Struttura al neon per la IX Triennale di Milano, 1951. Photographic documentation of the artwork exhibited at the 9th Milan Triennale, 1951.

Eleven years after Fontana’s first “Ambiente Spaziale“, the artist received an opportunity to exhibit two new environmental interventions at the 13th Edition of the Milan Triennale in 1964. In collaboration with architect and artist Nanda Vigo, Fontana constructed two separate site-specific works in response to the art festival’s theme of “leisure”, as a timely expression in the context of Italy’s flourishing economy at the time. Titling both Spatial Environments “Ambiente spaziale: “Utopie”, nella XIII Triennale di Milano” Fontana alluded to the creation of a utopian environment constructed through the illusions of space, light and movement. The visitors of the Triennale were guided through the first dark “Ambiente Spaziale“ by the traces of green lights flickering through punctured holes alongside the walls of the corridor. Arriving inside the second “Ambiente Spaziale“ the visitors entered a completely different environment entrenched in a deep ruby-coloured light reflecting off the metallic ruby-coloured wallpaper, intensified through the utilisation of neon lights and a soft red coloured carpet.

Lucio Fontana in collaboration with Nanda Vigo, Ambiente spaziale: “Utopie”, nella XIII Triennale di Milano, 1964. Photographic documentation of the artwork exhibited at the 13th Milan Triennale, 1964.

Meanwhile overseas in the US, the methodology of the term “Ambiente” or “Enviroment” became theorised through essays by Allan Kaprow, entering the decade of the 1960s, where spatial art became an established artistic trend. Fontana’s following “Ambienti Spaziali”, or “Spatial Environments”, are commissioned, for the first time, by the American art museum the “Walker Art Center” in Minneapolis, in 1966. Simply titled “Ambiente Spaziale” (1966) the work represented the artist’s first serious and comprehensive study in the context of the wider acknowledgement of the art community. Lucio Fontana created these environmental installations up until the year of his death in 1968. Following acclaimed presentations at the Stedelijk Museum Amsterdam in 1967, the last “Ambiente Spaziale” was inaugurated at Documenta 4 in Kassel in 1968.
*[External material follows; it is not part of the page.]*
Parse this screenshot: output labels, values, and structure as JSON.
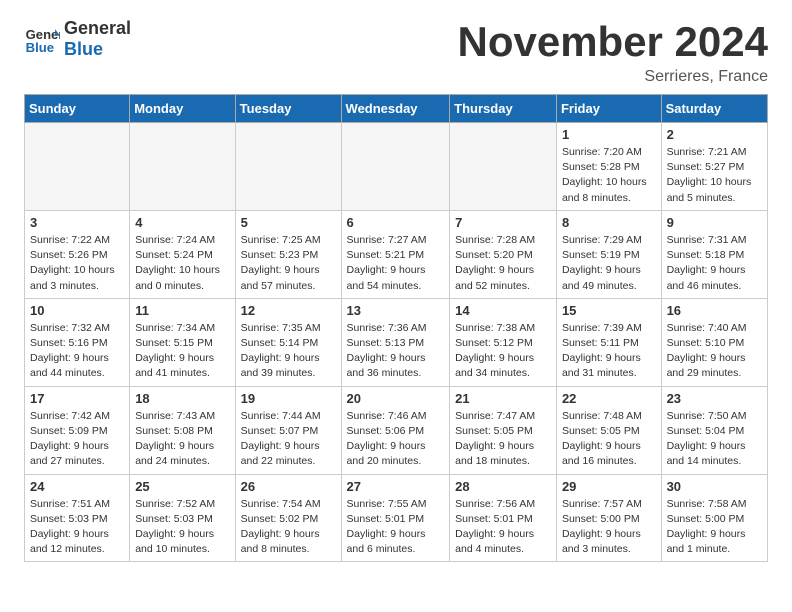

Due to the fact that the “Ambienti Spaziali”, or “Spatial Environments” were temporary installations, almost all but one, were destroyed after their exhibitions. Today, the nature of this series of works remains alive in their historical documentation and contemporary reconstruction, as seen in efforts such as in the 2017 “Ambienti/Environments” at Pirelli HangarBicocca in collaboration with the “Fondazione Lucio Fontana”. This factor may have also greatly contributed to the fact that they often remain unrecognised within Fontana’s iconic artistic legacy. Nevertheless, his landmark contribution to the evolution of installation, light and conceptual art continues to live on in the inherited understanding of Spatialism within the works of contemporary figures such as Yayoi Kusama, or James Turrell.

Ambiente spaziale con neon, 1967. Photographic documentation of the artwork presented at the exhibition “Lucio Fontana – Concetti spaziali,” Stedelijk Museum Amsterdam, 1967. Photo: Stedelijk Museum Amsterdam.

Lucio Fontana, Venice Biennale XXXIII, 1966 © Hulton Archive/Getty Images © Lucio Fontana/SIAE/DACS, London 2014